- [DATA TO USE]:
☆ ☆ ☆ ☆ ☆ ☆ ☆

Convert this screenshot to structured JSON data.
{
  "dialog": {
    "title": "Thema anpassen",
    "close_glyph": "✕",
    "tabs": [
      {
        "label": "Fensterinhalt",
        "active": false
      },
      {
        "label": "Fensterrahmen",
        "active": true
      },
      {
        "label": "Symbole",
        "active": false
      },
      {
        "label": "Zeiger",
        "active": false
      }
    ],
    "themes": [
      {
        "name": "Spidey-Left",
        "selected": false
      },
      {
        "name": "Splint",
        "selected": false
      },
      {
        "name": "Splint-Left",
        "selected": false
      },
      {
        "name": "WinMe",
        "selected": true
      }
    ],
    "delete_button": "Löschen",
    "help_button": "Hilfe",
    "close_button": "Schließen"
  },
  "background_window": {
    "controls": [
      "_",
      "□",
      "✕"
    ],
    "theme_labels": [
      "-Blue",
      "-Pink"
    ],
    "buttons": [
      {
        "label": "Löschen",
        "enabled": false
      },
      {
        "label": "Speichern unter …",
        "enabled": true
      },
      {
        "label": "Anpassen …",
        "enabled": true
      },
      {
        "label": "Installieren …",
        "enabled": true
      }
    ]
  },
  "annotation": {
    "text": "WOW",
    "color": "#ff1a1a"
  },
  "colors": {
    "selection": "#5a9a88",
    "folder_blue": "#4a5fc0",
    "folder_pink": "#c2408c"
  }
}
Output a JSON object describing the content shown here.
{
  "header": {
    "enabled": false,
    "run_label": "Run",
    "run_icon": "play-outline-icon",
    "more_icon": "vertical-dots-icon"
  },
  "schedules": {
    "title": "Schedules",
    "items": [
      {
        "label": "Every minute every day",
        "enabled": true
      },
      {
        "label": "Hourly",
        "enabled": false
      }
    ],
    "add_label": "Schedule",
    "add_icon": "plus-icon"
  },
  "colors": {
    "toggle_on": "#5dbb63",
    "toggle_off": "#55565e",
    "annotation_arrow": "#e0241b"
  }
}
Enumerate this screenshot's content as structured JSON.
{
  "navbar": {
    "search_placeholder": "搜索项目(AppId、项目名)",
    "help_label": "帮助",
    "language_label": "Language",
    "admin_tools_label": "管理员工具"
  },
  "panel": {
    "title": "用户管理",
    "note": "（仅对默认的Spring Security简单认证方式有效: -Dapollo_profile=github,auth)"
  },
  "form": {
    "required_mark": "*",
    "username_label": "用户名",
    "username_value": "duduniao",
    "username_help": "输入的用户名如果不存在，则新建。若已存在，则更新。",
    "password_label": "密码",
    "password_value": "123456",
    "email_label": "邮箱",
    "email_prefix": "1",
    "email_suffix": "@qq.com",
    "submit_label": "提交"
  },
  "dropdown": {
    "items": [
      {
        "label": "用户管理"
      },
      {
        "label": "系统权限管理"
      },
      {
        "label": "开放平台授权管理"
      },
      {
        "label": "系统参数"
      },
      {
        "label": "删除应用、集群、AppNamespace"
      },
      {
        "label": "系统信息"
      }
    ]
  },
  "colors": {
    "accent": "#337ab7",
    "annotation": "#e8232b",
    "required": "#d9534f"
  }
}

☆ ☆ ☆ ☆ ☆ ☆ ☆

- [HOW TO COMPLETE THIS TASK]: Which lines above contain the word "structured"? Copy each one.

- [THE COMPLETED TASK]:
Convert this screenshot to structured JSON data.
Enumerate this screenshot's content as structured JSON.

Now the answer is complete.